Task item »
Copy every line of the data below exactly as given, except for the pictures.
Records below:
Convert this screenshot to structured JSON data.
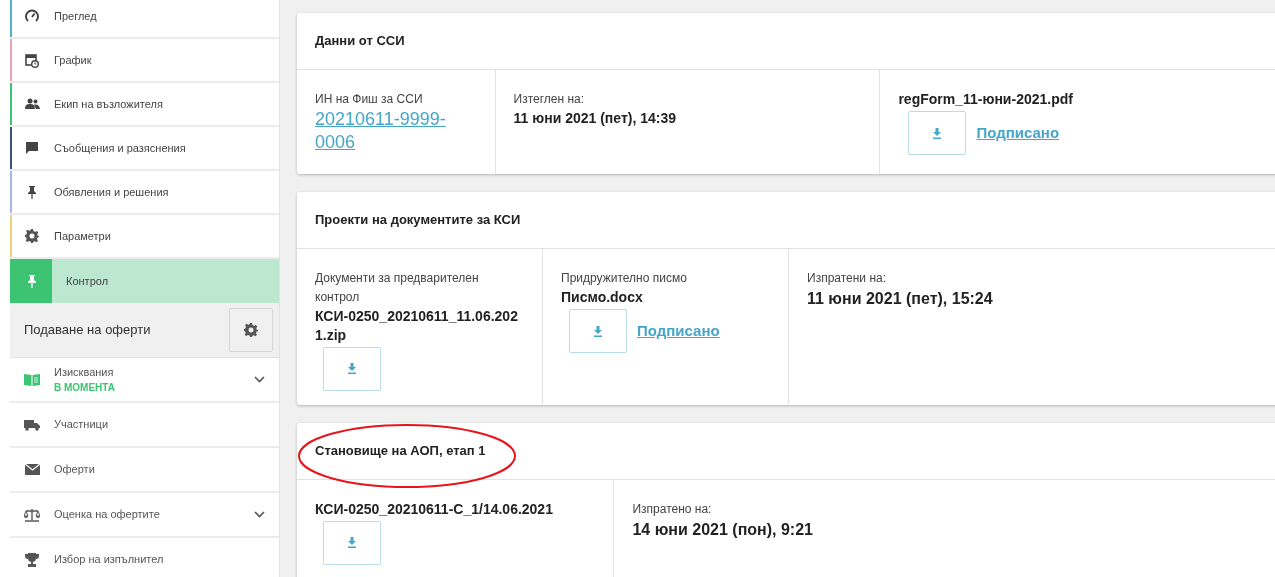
{
  "sidebar": {
    "items": [
      {
        "label": "Преглед",
        "color": "#4fb3c8",
        "selected": false
      },
      {
        "label": "График",
        "color": "#f0a3b8",
        "selected": false
      },
      {
        "label": "Екип на възложителя",
        "color": "#3cc472",
        "selected": false
      },
      {
        "label": "Съобщения и разяснения",
        "color": "#3d4f7d",
        "selected": false
      },
      {
        "label": "Обявления и решения",
        "color": "#a9b6e3",
        "selected": false
      },
      {
        "label": "Параметри",
        "color": "#f2cf7a",
        "selected": false
      },
      {
        "label": "Контрол",
        "color": "#3cc472",
        "selected": true
      }
    ],
    "section": {
      "title": "Подаване на оферти",
      "items": [
        {
          "label": "Изисквания",
          "status": "В МОМЕНТА",
          "expandable": true
        },
        {
          "label": "Участници",
          "expandable": false
        },
        {
          "label": "Оферти",
          "expandable": false
        },
        {
          "label": "Оценка на офертите",
          "expandable": true
        },
        {
          "label": "Избор на изпълнител",
          "expandable": false
        }
      ]
    }
  },
  "cards": [
    {
      "title": "Данни от ССИ",
      "circled": false,
      "cells": [
        {
          "kind": "id",
          "label": "ИН на Фиш за ССИ",
          "value": "20210611-9999-0006"
        },
        {
          "kind": "date",
          "label": "Изтеглен на:",
          "value": "11 юни 2021 (пет), 14:39"
        },
        {
          "kind": "file",
          "filename": "regForm_11-юни-2021.pdf",
          "signed": "Подписано"
        }
      ]
    },
    {
      "title": "Проекти на документите за КСИ",
      "circled": false,
      "cells": [
        {
          "kind": "file",
          "label": "Документи за предварителен контрол",
          "filename": "КСИ-0250_20210611_11.06.2021.zip"
        },
        {
          "kind": "file",
          "label": "Придружително писмо",
          "filename": "Писмо.docx",
          "signed": "Подписано"
        },
        {
          "kind": "date",
          "label": "Изпратени на:",
          "value": "11 юни 2021 (пет), 15:24"
        }
      ]
    },
    {
      "title": "Становище на АОП, етап 1",
      "circled": true,
      "cells": [
        {
          "kind": "file",
          "filename": "КСИ-0250_20210611-С_1/14.06.2021"
        },
        {
          "kind": "date",
          "label": "Изпратено на:",
          "value": "14 юни 2021 (пон), 9:21"
        }
      ]
    }
  ]
}
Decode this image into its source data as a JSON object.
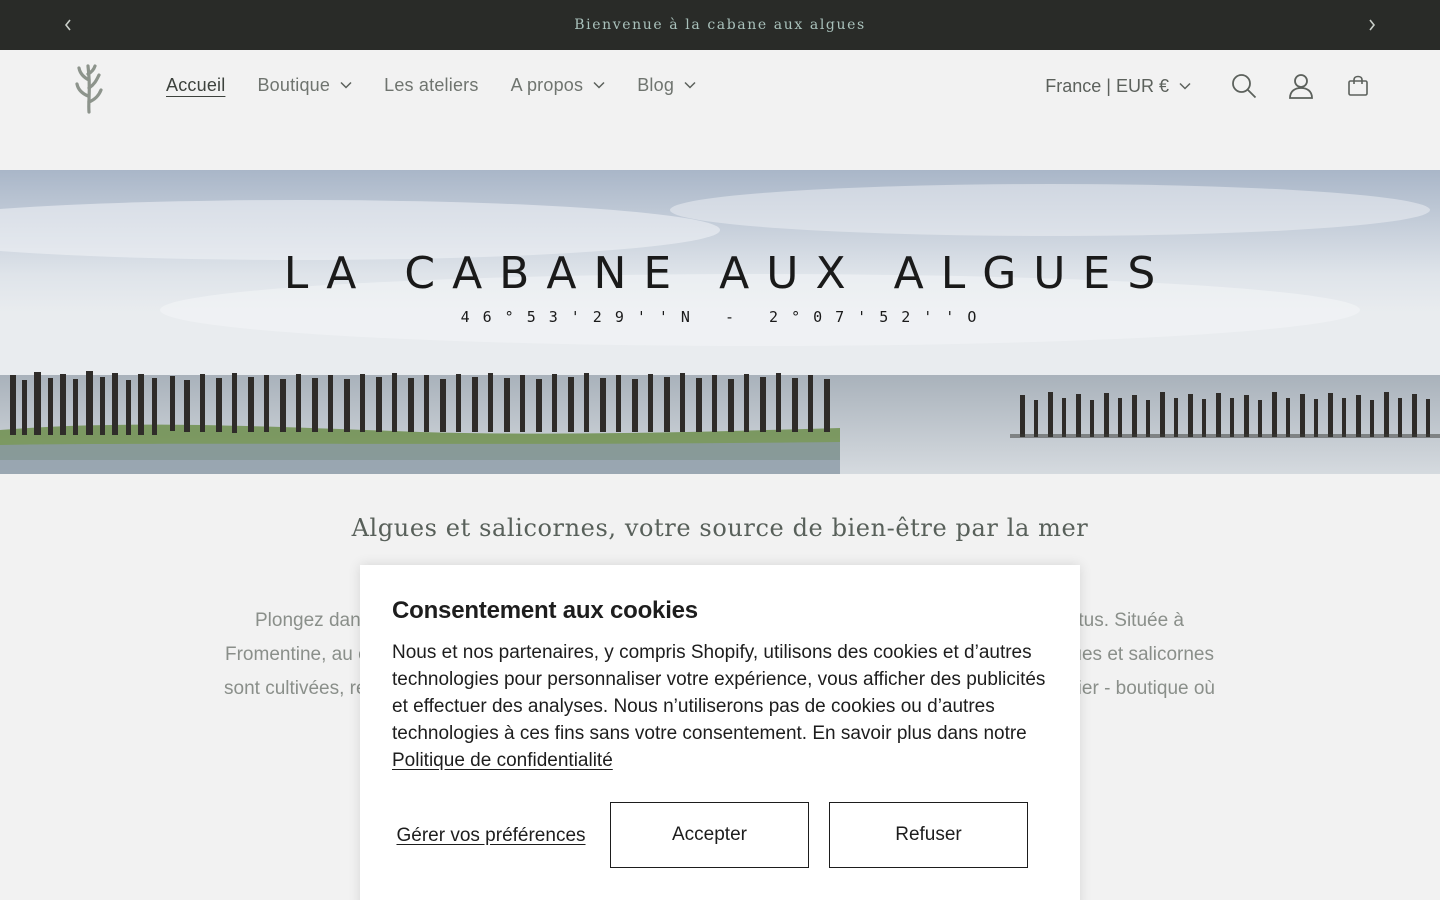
{
  "announcement": {
    "text": "Bienvenue à la cabane aux algues",
    "prev_icon": "chevron-left-icon",
    "next_icon": "chevron-right-icon"
  },
  "header": {
    "logo_icon": "seaweed-logo-icon",
    "nav": [
      {
        "label": "Accueil",
        "active": true,
        "has_dropdown": false
      },
      {
        "label": "Boutique",
        "active": false,
        "has_dropdown": true
      },
      {
        "label": "Les ateliers",
        "active": false,
        "has_dropdown": false
      },
      {
        "label": "A propos",
        "active": false,
        "has_dropdown": true
      },
      {
        "label": "Blog",
        "active": false,
        "has_dropdown": true
      }
    ],
    "locale": "France | EUR €",
    "icons": [
      "search-icon",
      "account-icon",
      "cart-icon"
    ]
  },
  "hero": {
    "title": "LA CABANE AUX ALGUES",
    "coords": "46°53'29''N - 2°07'52''O"
  },
  "intro": {
    "title": "Algues et salicornes, votre source de bien-être par la mer",
    "line1_left": "Plongez dans",
    "line1_right": "rtus. Située à",
    "line2_left": "Fromentine, au c",
    "line2_right": "gues et salicornes",
    "line3_left": "sont cultivées, ré",
    "line3_right": "lier - boutique où"
  },
  "cookie": {
    "title": "Consentement aux cookies",
    "body": "Nous et nos partenaires, y compris Shopify, utilisons des cookies et d’autres technologies pour personnaliser votre expérience, vous afficher des publicités et effectuer des analyses. Nous n’utiliserons pas de cookies ou d’autres technologies à ces fins sans votre consentement. En savoir plus dans notre ",
    "policy_link": "Politique de confidentialité",
    "manage_label": "Gérer vos préférences",
    "accept_label": "Accepter",
    "refuse_label": "Refuser"
  },
  "colors": {
    "announcement_bg": "#292b28",
    "announcement_text": "#a9c1bb",
    "page_bg": "#f2f2f2",
    "dialog_bg": "#ffffff"
  }
}
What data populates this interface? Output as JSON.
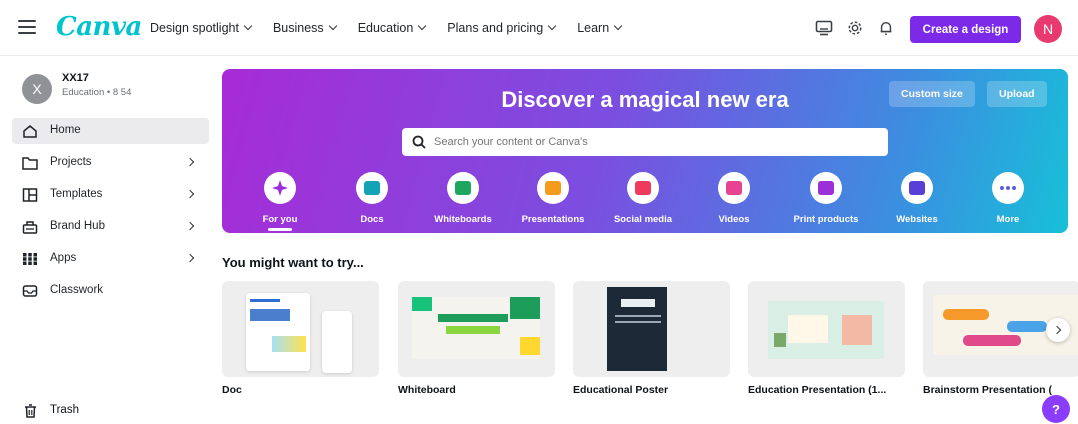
{
  "header": {
    "logo": "Canva",
    "nav": [
      "Design spotlight",
      "Business",
      "Education",
      "Plans and pricing",
      "Learn"
    ],
    "create_label": "Create a design",
    "user_initial": "N"
  },
  "sidebar": {
    "account": {
      "initial": "X",
      "name": "XX17",
      "subtitle": "Education • 8 54"
    },
    "items": [
      {
        "label": "Home",
        "icon": "home-icon"
      },
      {
        "label": "Projects",
        "icon": "folder-icon"
      },
      {
        "label": "Templates",
        "icon": "templates-icon"
      },
      {
        "label": "Brand Hub",
        "icon": "brand-icon"
      },
      {
        "label": "Apps",
        "icon": "apps-grid-icon"
      },
      {
        "label": "Classwork",
        "icon": "classwork-icon"
      }
    ],
    "trash_label": "Trash"
  },
  "hero": {
    "title": "Discover a magical new era",
    "custom_size": "Custom size",
    "upload": "Upload",
    "search_placeholder": "Search your content or Canva's",
    "categories": [
      {
        "label": "For you",
        "color": "#9b30d9"
      },
      {
        "label": "Docs",
        "color": "#13a3b5"
      },
      {
        "label": "Whiteboards",
        "color": "#1ea660"
      },
      {
        "label": "Presentations",
        "color": "#f29b1c"
      },
      {
        "label": "Social media",
        "color": "#ef3a5d"
      },
      {
        "label": "Videos",
        "color": "#e84393"
      },
      {
        "label": "Print products",
        "color": "#9b30d9"
      },
      {
        "label": "Websites",
        "color": "#5a3fd6"
      },
      {
        "label": "More",
        "color": "#5a5fd6"
      }
    ]
  },
  "suggestions": {
    "title": "You might want to try...",
    "cards": [
      {
        "label": "Doc"
      },
      {
        "label": "Whiteboard"
      },
      {
        "label": "Educational Poster"
      },
      {
        "label": "Education Presentation (1..."
      },
      {
        "label": "Brainstorm Presentation ("
      }
    ]
  },
  "help_label": "?"
}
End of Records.
Answer for this exercise »
Convert this screenshot to structured JSON data.
{
  "sidebar": {
    "items": [
      {
        "label": "Преглед",
        "color": "#4fb3c8",
        "selected": false
      },
      {
        "label": "График",
        "color": "#f0a3b8",
        "selected": false
      },
      {
        "label": "Екип на възложителя",
        "color": "#3cc472",
        "selected": false
      },
      {
        "label": "Съобщения и разяснения",
        "color": "#3d4f7d",
        "selected": false
      },
      {
        "label": "Обявления и решения",
        "color": "#a9b6e3",
        "selected": false
      },
      {
        "label": "Параметри",
        "color": "#f2cf7a",
        "selected": false
      },
      {
        "label": "Контрол",
        "color": "#3cc472",
        "selected": true
      }
    ],
    "section": {
      "title": "Подаване на оферти",
      "items": [
        {
          "label": "Изисквания",
          "status": "В МОМЕНТА",
          "expandable": true
        },
        {
          "label": "Участници",
          "expandable": false
        },
        {
          "label": "Оферти",
          "expandable": false
        },
        {
          "label": "Оценка на офертите",
          "expandable": true
        },
        {
          "label": "Избор на изпълнител",
          "expandable": false
        }
      ]
    }
  },
  "cards": [
    {
      "title": "Данни от ССИ",
      "circled": false,
      "cells": [
        {
          "kind": "id",
          "label": "ИН на Фиш за ССИ",
          "value": "20210611-9999-0006"
        },
        {
          "kind": "date",
          "label": "Изтеглен на:",
          "value": "11 юни 2021 (пет), 14:39"
        },
        {
          "kind": "file",
          "filename": "regForm_11-юни-2021.pdf",
          "signed": "Подписано"
        }
      ]
    },
    {
      "title": "Проекти на документите за КСИ",
      "circled": false,
      "cells": [
        {
          "kind": "file",
          "label": "Документи за предварителен контрол",
          "filename": "КСИ-0250_20210611_11.06.2021.zip"
        },
        {
          "kind": "file",
          "label": "Придружително писмо",
          "filename": "Писмо.docx",
          "signed": "Подписано"
        },
        {
          "kind": "date",
          "label": "Изпратени на:",
          "value": "11 юни 2021 (пет), 15:24"
        }
      ]
    },
    {
      "title": "Становище на АОП, етап 1",
      "circled": true,
      "cells": [
        {
          "kind": "file",
          "filename": "КСИ-0250_20210611-С_1/14.06.2021"
        },
        {
          "kind": "date",
          "label": "Изпратено на:",
          "value": "14 юни 2021 (пон), 9:21"
        }
      ]
    }
  ]
}
Decode this image into its source data as a JSON object.
{
  "announcement": {
    "text": "Bienvenue à la cabane aux algues",
    "prev_icon": "chevron-left-icon",
    "next_icon": "chevron-right-icon"
  },
  "header": {
    "logo_icon": "seaweed-logo-icon",
    "nav": [
      {
        "label": "Accueil",
        "active": true,
        "has_dropdown": false
      },
      {
        "label": "Boutique",
        "active": false,
        "has_dropdown": true
      },
      {
        "label": "Les ateliers",
        "active": false,
        "has_dropdown": false
      },
      {
        "label": "A propos",
        "active": false,
        "has_dropdown": true
      },
      {
        "label": "Blog",
        "active": false,
        "has_dropdown": true
      }
    ],
    "locale": "France | EUR €",
    "icons": [
      "search-icon",
      "account-icon",
      "cart-icon"
    ]
  },
  "hero": {
    "title": "LA CABANE AUX ALGUES",
    "coords": "46°53'29''N - 2°07'52''O"
  },
  "intro": {
    "title": "Algues et salicornes, votre source de bien-être par la mer",
    "line1_left": "Plongez dans",
    "line1_right": "rtus. Située à",
    "line2_left": "Fromentine, au c",
    "line2_right": "gues et salicornes",
    "line3_left": "sont cultivées, ré",
    "line3_right": "lier - boutique où"
  },
  "cookie": {
    "title": "Consentement aux cookies",
    "body": "Nous et nos partenaires, y compris Shopify, utilisons des cookies et d’autres technologies pour personnaliser votre expérience, vous afficher des publicités et effectuer des analyses. Nous n’utiliserons pas de cookies ou d’autres technologies à ces fins sans votre consentement. En savoir plus dans notre ",
    "policy_link": "Politique de confidentialité",
    "manage_label": "Gérer vos préférences",
    "accept_label": "Accepter",
    "refuse_label": "Refuser"
  },
  "colors": {
    "announcement_bg": "#292b28",
    "announcement_text": "#a9c1bb",
    "page_bg": "#f2f2f2",
    "dialog_bg": "#ffffff"
  }
}
What data populates this interface? Output as JSON.
{
  "header": {
    "logo": "Canva",
    "nav": [
      "Design spotlight",
      "Business",
      "Education",
      "Plans and pricing",
      "Learn"
    ],
    "create_label": "Create a design",
    "user_initial": "N"
  },
  "sidebar": {
    "account": {
      "initial": "X",
      "name": "XX17",
      "subtitle": "Education • 8 54"
    },
    "items": [
      {
        "label": "Home",
        "icon": "home-icon"
      },
      {
        "label": "Projects",
        "icon": "folder-icon"
      },
      {
        "label": "Templates",
        "icon": "templates-icon"
      },
      {
        "label": "Brand Hub",
        "icon": "brand-icon"
      },
      {
        "label": "Apps",
        "icon": "apps-grid-icon"
      },
      {
        "label": "Classwork",
        "icon": "classwork-icon"
      }
    ],
    "trash_label": "Trash"
  },
  "hero": {
    "title": "Discover a magical new era",
    "custom_size": "Custom size",
    "upload": "Upload",
    "search_placeholder": "Search your content or Canva's",
    "categories": [
      {
        "label": "For you",
        "color": "#9b30d9"
      },
      {
        "label": "Docs",
        "color": "#13a3b5"
      },
      {
        "label": "Whiteboards",
        "color": "#1ea660"
      },
      {
        "label": "Presentations",
        "color": "#f29b1c"
      },
      {
        "label": "Social media",
        "color": "#ef3a5d"
      },
      {
        "label": "Videos",
        "color": "#e84393"
      },
      {
        "label": "Print products",
        "color": "#9b30d9"
      },
      {
        "label": "Websites",
        "color": "#5a3fd6"
      },
      {
        "label": "More",
        "color": "#5a5fd6"
      }
    ]
  },
  "suggestions": {
    "title": "You might want to try...",
    "cards": [
      {
        "label": "Doc"
      },
      {
        "label": "Whiteboard"
      },
      {
        "label": "Educational Poster"
      },
      {
        "label": "Education Presentation (1..."
      },
      {
        "label": "Brainstorm Presentation ("
      }
    ]
  },
  "help_label": "?"
}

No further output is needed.